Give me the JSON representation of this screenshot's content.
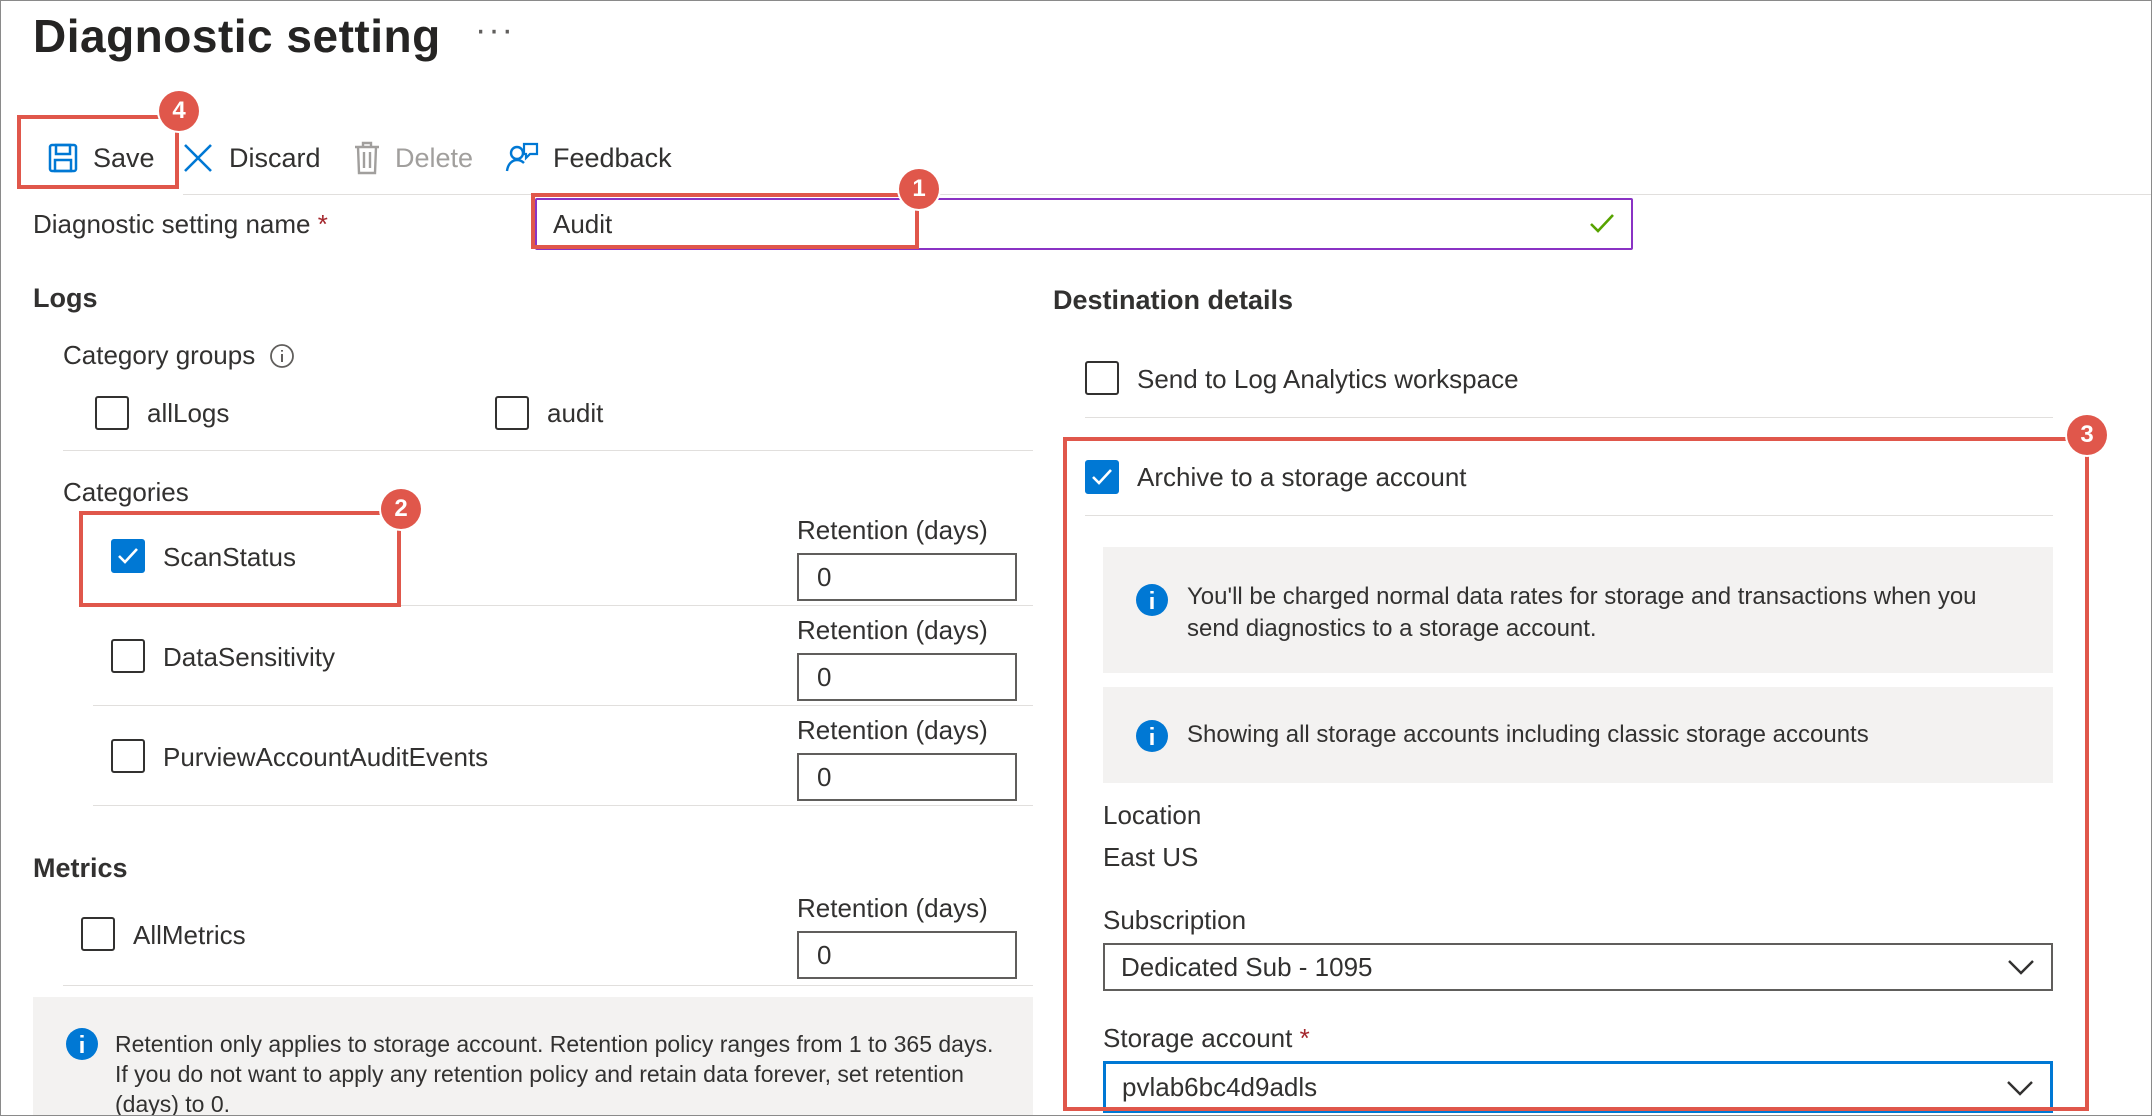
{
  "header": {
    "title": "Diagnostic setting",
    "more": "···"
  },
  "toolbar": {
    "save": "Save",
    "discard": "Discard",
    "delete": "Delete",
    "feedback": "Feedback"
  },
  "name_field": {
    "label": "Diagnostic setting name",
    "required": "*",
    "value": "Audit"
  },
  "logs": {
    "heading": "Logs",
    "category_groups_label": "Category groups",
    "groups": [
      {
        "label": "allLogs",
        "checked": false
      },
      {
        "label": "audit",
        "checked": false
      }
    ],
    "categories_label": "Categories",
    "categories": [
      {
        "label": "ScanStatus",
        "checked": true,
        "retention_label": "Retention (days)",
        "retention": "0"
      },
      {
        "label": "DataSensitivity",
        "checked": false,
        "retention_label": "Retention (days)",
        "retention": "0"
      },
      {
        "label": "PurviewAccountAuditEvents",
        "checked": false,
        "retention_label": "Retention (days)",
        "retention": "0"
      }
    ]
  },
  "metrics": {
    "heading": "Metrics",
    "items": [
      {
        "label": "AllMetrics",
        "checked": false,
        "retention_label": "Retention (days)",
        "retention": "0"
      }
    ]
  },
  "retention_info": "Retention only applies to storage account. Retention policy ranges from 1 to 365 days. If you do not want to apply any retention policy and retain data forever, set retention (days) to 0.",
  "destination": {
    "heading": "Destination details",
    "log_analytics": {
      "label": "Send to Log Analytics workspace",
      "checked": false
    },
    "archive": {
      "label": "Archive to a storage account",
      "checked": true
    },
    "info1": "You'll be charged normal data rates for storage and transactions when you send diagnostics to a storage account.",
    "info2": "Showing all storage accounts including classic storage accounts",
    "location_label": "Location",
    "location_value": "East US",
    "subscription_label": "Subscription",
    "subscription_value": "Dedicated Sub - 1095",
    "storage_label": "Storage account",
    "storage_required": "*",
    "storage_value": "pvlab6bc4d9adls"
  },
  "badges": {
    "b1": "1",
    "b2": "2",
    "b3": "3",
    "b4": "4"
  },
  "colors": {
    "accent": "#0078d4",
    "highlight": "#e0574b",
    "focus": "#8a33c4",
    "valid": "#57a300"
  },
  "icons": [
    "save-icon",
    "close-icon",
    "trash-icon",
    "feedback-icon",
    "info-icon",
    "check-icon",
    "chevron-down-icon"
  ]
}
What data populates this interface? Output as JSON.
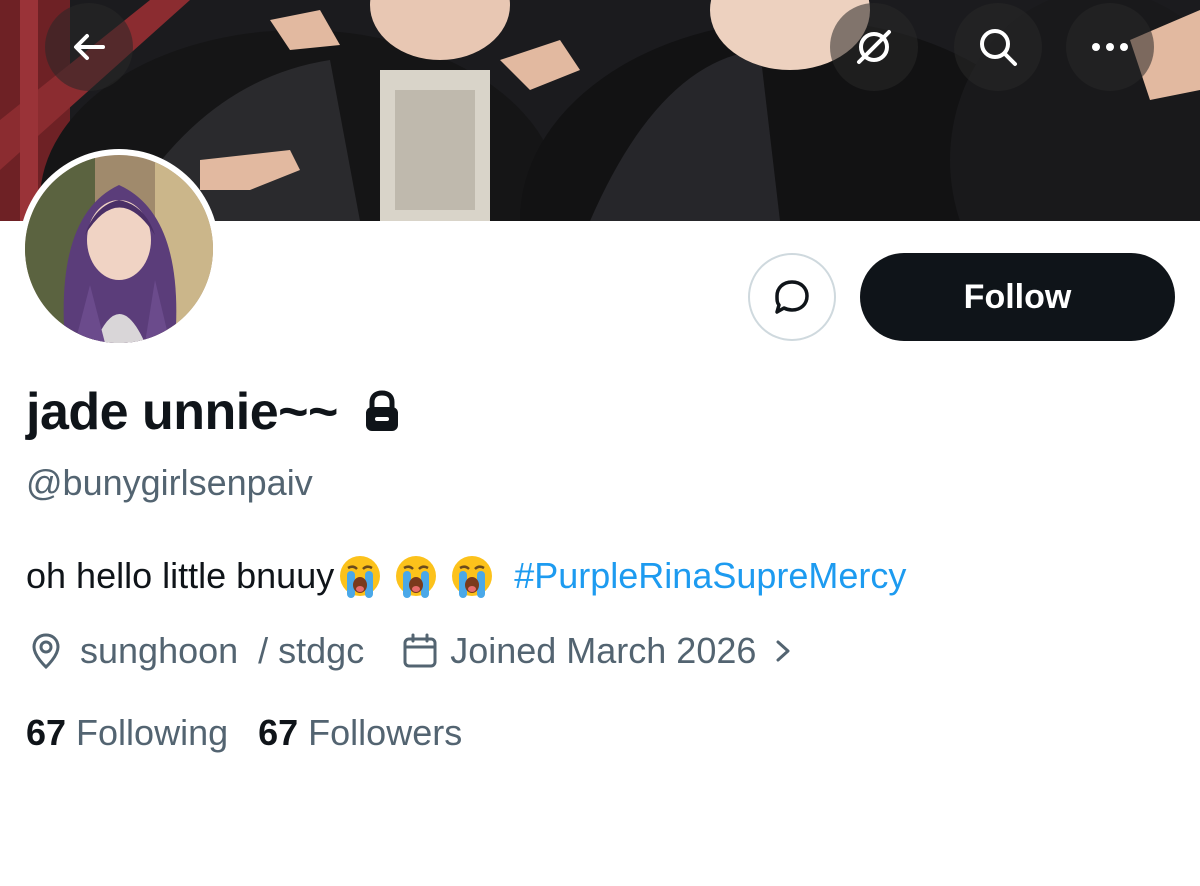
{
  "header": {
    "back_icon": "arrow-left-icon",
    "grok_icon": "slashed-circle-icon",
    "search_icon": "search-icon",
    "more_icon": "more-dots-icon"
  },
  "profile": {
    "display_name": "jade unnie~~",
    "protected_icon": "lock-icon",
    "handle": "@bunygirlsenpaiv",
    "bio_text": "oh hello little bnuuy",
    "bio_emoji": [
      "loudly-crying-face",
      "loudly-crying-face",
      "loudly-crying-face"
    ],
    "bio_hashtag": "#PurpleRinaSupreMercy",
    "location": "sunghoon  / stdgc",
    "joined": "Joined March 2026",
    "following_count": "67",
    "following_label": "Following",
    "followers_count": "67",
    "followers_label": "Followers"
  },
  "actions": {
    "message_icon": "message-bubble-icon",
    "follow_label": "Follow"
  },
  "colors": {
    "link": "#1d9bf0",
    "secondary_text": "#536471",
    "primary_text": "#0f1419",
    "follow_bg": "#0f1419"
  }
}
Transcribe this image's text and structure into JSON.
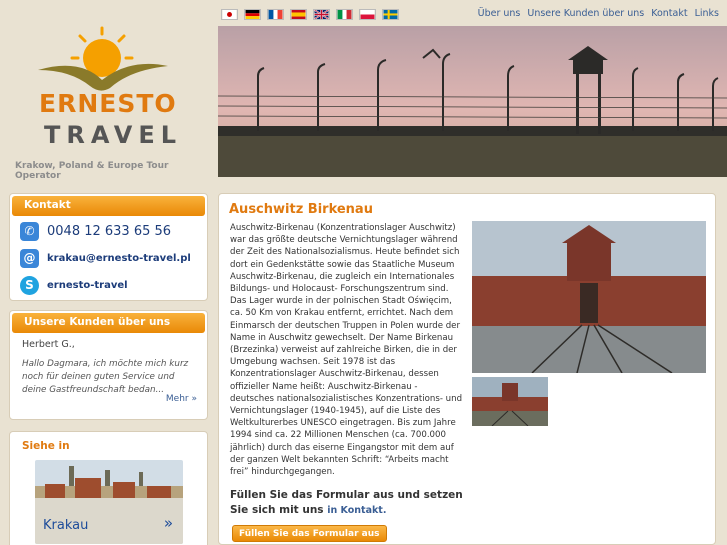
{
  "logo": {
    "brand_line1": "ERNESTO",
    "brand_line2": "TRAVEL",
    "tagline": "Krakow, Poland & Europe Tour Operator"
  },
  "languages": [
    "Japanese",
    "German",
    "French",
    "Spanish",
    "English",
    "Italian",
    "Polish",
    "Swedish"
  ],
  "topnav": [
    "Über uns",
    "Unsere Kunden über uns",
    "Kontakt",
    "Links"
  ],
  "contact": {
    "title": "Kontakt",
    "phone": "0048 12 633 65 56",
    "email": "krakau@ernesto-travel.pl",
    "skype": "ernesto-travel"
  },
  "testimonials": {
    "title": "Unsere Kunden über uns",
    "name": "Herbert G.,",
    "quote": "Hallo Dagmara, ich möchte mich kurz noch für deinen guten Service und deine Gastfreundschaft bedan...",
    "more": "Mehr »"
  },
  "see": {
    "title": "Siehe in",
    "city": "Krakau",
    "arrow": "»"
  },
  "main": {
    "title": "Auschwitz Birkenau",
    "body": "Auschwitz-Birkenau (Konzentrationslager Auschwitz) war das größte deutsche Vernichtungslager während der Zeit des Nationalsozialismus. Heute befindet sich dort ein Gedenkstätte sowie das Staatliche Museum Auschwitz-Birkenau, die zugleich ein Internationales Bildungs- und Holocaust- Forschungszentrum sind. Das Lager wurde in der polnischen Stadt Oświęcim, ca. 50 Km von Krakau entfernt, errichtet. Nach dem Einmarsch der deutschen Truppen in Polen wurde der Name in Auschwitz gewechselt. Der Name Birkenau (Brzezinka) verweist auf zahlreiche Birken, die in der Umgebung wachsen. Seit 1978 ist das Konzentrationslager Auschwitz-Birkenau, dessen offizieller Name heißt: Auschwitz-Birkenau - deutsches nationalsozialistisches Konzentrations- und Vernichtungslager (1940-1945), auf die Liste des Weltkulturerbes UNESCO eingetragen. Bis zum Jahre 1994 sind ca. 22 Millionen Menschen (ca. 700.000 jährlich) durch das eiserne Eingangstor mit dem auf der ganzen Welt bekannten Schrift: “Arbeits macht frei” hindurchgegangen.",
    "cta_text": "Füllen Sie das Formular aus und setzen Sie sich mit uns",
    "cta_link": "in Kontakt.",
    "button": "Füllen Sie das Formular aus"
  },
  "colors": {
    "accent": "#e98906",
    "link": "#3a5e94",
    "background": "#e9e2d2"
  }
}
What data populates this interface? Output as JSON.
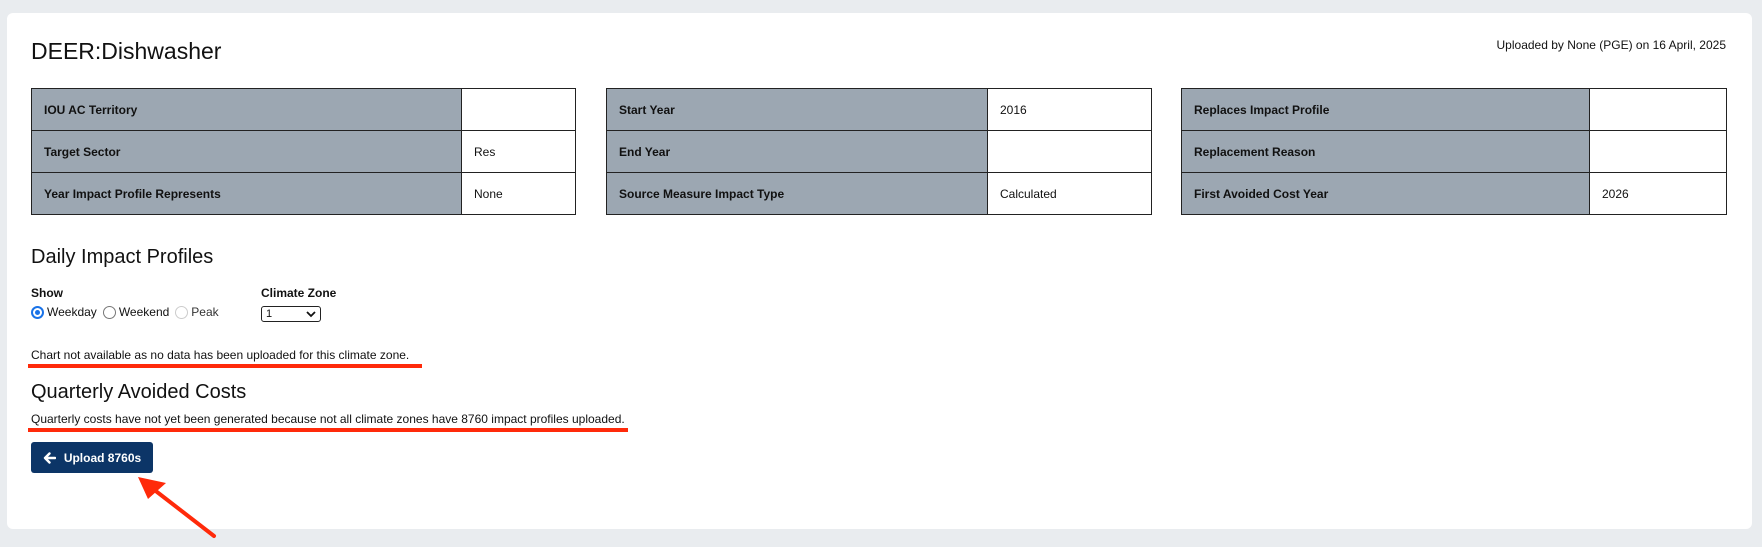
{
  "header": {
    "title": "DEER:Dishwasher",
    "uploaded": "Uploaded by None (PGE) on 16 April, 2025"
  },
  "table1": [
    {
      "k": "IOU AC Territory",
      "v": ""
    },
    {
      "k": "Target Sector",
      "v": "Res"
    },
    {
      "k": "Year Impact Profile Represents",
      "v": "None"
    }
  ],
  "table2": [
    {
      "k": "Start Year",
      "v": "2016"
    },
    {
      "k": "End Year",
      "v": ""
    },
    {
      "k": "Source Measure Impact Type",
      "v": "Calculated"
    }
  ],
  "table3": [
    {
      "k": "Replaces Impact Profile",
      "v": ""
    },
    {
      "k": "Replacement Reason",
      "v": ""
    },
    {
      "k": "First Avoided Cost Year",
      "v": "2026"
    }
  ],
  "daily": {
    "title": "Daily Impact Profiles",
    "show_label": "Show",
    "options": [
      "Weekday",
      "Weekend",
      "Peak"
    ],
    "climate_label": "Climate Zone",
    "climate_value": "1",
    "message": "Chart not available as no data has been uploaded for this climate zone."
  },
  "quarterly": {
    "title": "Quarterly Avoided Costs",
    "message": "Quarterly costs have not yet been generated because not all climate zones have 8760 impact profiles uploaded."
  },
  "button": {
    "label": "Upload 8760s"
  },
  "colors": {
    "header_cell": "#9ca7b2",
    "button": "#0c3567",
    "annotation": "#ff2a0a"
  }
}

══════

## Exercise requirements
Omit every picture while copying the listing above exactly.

## Answer below
Give me the JSON representation of this screenshot's content.
{
  "header": {
    "title": "Diagnostic setting",
    "more": "···"
  },
  "toolbar": {
    "save": "Save",
    "discard": "Discard",
    "delete": "Delete",
    "feedback": "Feedback"
  },
  "name_field": {
    "label": "Diagnostic setting name",
    "required": "*",
    "value": "Audit"
  },
  "logs": {
    "heading": "Logs",
    "category_groups_label": "Category groups",
    "groups": [
      {
        "label": "allLogs",
        "checked": false
      },
      {
        "label": "audit",
        "checked": false
      }
    ],
    "categories_label": "Categories",
    "categories": [
      {
        "label": "ScanStatus",
        "checked": true,
        "retention_label": "Retention (days)",
        "retention": "0"
      },
      {
        "label": "DataSensitivity",
        "checked": false,
        "retention_label": "Retention (days)",
        "retention": "0"
      },
      {
        "label": "PurviewAccountAuditEvents",
        "checked": false,
        "retention_label": "Retention (days)",
        "retention": "0"
      }
    ]
  },
  "metrics": {
    "heading": "Metrics",
    "items": [
      {
        "label": "AllMetrics",
        "checked": false,
        "retention_label": "Retention (days)",
        "retention": "0"
      }
    ]
  },
  "retention_info": "Retention only applies to storage account. Retention policy ranges from 1 to 365 days. If you do not want to apply any retention policy and retain data forever, set retention (days) to 0.",
  "destination": {
    "heading": "Destination details",
    "log_analytics": {
      "label": "Send to Log Analytics workspace",
      "checked": false
    },
    "archive": {
      "label": "Archive to a storage account",
      "checked": true
    },
    "info1": "You'll be charged normal data rates for storage and transactions when you send diagnostics to a storage account.",
    "info2": "Showing all storage accounts including classic storage accounts",
    "location_label": "Location",
    "location_value": "East US",
    "subscription_label": "Subscription",
    "subscription_value": "Dedicated Sub - 1095",
    "storage_label": "Storage account",
    "storage_required": "*",
    "storage_value": "pvlab6bc4d9adls"
  },
  "badges": {
    "b1": "1",
    "b2": "2",
    "b3": "3",
    "b4": "4"
  },
  "colors": {
    "accent": "#0078d4",
    "highlight": "#e0574b",
    "focus": "#8a33c4",
    "valid": "#57a300"
  },
  "icons": [
    "save-icon",
    "close-icon",
    "trash-icon",
    "feedback-icon",
    "info-icon",
    "check-icon",
    "chevron-down-icon"
  ]
}
What data populates this interface? Output as JSON.
{
  "header": {
    "back_icon": "arrow-left-icon",
    "grok_icon": "slashed-circle-icon",
    "search_icon": "search-icon",
    "more_icon": "more-dots-icon"
  },
  "profile": {
    "display_name": "jade unnie~~",
    "protected_icon": "lock-icon",
    "handle": "@bunygirlsenpaiv",
    "bio_text": "oh hello little bnuuy",
    "bio_emoji": [
      "loudly-crying-face",
      "loudly-crying-face",
      "loudly-crying-face"
    ],
    "bio_hashtag": "#PurpleRinaSupreMercy",
    "location": "sunghoon  / stdgc",
    "joined": "Joined March 2026",
    "following_count": "67",
    "following_label": "Following",
    "followers_count": "67",
    "followers_label": "Followers"
  },
  "actions": {
    "message_icon": "message-bubble-icon",
    "follow_label": "Follow"
  },
  "colors": {
    "link": "#1d9bf0",
    "secondary_text": "#536471",
    "primary_text": "#0f1419",
    "follow_bg": "#0f1419"
  }
}
Transcribe this image's text and structure into JSON.
{
  "logo": {
    "brand_line1": "ERNESTO",
    "brand_line2": "TRAVEL",
    "tagline": "Krakow, Poland & Europe Tour Operator"
  },
  "languages": [
    "Japanese",
    "German",
    "French",
    "Spanish",
    "English",
    "Italian",
    "Polish",
    "Swedish"
  ],
  "topnav": [
    "Über uns",
    "Unsere Kunden über uns",
    "Kontakt",
    "Links"
  ],
  "contact": {
    "title": "Kontakt",
    "phone": "0048 12 633 65 56",
    "email": "krakau@ernesto-travel.pl",
    "skype": "ernesto-travel"
  },
  "testimonials": {
    "title": "Unsere Kunden über uns",
    "name": "Herbert G.,",
    "quote": "Hallo Dagmara, ich möchte mich kurz noch für deinen guten Service und deine Gastfreundschaft bedan...",
    "more": "Mehr »"
  },
  "see": {
    "title": "Siehe in",
    "city": "Krakau",
    "arrow": "»"
  },
  "main": {
    "title": "Auschwitz Birkenau",
    "body": "Auschwitz-Birkenau (Konzentrationslager Auschwitz) war das größte deutsche Vernichtungslager während der Zeit des Nationalsozialismus. Heute befindet sich dort ein Gedenkstätte sowie das Staatliche Museum Auschwitz-Birkenau, die zugleich ein Internationales Bildungs- und Holocaust- Forschungszentrum sind. Das Lager wurde in der polnischen Stadt Oświęcim, ca. 50 Km von Krakau entfernt, errichtet. Nach dem Einmarsch der deutschen Truppen in Polen wurde der Name in Auschwitz gewechselt. Der Name Birkenau (Brzezinka) verweist auf zahlreiche Birken, die in der Umgebung wachsen. Seit 1978 ist das Konzentrationslager Auschwitz-Birkenau, dessen offizieller Name heißt: Auschwitz-Birkenau - deutsches nationalsozialistisches Konzentrations- und Vernichtungslager (1940-1945), auf die Liste des Weltkulturerbes UNESCO eingetragen. Bis zum Jahre 1994 sind ca. 22 Millionen Menschen (ca. 700.000 jährlich) durch das eiserne Eingangstor mit dem auf der ganzen Welt bekannten Schrift: “Arbeits macht frei” hindurchgegangen.",
    "cta_text": "Füllen Sie das Formular aus und setzen Sie sich mit uns",
    "cta_link": "in Kontakt.",
    "button": "Füllen Sie das Formular aus"
  },
  "colors": {
    "accent": "#e98906",
    "link": "#3a5e94",
    "background": "#e9e2d2"
  }
}
What data populates this interface? Output as JSON.
{
  "header": {
    "title": "DEER:Dishwasher",
    "uploaded": "Uploaded by None (PGE) on 16 April, 2025"
  },
  "table1": [
    {
      "k": "IOU AC Territory",
      "v": ""
    },
    {
      "k": "Target Sector",
      "v": "Res"
    },
    {
      "k": "Year Impact Profile Represents",
      "v": "None"
    }
  ],
  "table2": [
    {
      "k": "Start Year",
      "v": "2016"
    },
    {
      "k": "End Year",
      "v": ""
    },
    {
      "k": "Source Measure Impact Type",
      "v": "Calculated"
    }
  ],
  "table3": [
    {
      "k": "Replaces Impact Profile",
      "v": ""
    },
    {
      "k": "Replacement Reason",
      "v": ""
    },
    {
      "k": "First Avoided Cost Year",
      "v": "2026"
    }
  ],
  "daily": {
    "title": "Daily Impact Profiles",
    "show_label": "Show",
    "options": [
      "Weekday",
      "Weekend",
      "Peak"
    ],
    "climate_label": "Climate Zone",
    "climate_value": "1",
    "message": "Chart not available as no data has been uploaded for this climate zone."
  },
  "quarterly": {
    "title": "Quarterly Avoided Costs",
    "message": "Quarterly costs have not yet been generated because not all climate zones have 8760 impact profiles uploaded."
  },
  "button": {
    "label": "Upload 8760s"
  },
  "colors": {
    "header_cell": "#9ca7b2",
    "button": "#0c3567",
    "annotation": "#ff2a0a"
  }
}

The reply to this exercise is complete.